Task item
Report each line of the entries below that includes "서울특별시".

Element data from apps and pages
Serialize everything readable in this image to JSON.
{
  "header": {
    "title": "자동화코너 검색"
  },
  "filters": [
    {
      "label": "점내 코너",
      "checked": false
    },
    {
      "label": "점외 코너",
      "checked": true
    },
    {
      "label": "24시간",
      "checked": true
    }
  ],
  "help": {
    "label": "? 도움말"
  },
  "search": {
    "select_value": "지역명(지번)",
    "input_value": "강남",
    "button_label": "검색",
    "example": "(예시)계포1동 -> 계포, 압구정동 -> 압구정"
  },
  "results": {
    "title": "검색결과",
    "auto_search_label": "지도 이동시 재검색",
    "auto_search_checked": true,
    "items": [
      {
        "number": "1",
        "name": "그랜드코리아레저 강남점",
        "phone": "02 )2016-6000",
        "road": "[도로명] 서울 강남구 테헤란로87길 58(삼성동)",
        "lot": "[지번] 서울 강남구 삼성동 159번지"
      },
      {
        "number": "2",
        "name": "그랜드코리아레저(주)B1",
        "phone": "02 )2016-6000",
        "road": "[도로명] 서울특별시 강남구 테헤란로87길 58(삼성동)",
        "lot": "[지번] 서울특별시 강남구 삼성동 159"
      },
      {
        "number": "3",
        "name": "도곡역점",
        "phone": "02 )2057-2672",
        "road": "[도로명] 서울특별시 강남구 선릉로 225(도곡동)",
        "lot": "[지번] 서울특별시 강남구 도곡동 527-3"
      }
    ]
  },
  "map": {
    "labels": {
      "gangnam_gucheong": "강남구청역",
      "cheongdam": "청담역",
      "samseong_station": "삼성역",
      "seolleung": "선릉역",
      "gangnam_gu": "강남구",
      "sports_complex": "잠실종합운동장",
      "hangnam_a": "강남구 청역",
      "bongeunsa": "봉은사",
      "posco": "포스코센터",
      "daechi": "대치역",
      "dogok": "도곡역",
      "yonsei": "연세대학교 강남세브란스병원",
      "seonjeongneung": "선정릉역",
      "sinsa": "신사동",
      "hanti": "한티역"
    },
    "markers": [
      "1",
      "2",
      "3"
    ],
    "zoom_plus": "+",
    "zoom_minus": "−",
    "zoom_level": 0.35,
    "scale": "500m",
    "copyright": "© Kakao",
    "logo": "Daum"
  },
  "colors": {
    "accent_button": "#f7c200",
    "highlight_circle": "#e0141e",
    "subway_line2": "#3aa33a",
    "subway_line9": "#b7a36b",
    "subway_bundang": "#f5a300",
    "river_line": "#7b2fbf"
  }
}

Answer box
        "road": "[도로명] 서울특별시 강남구 테헤란로87길 58(삼성동)",
        "lot": "[지번] 서울특별시 강남구 삼성동 159"
        "road": "[도로명] 서울특별시 강남구 선릉로 225(도곡동)",
        "lot": "[지번] 서울특별시 강남구 도곡동 527-3"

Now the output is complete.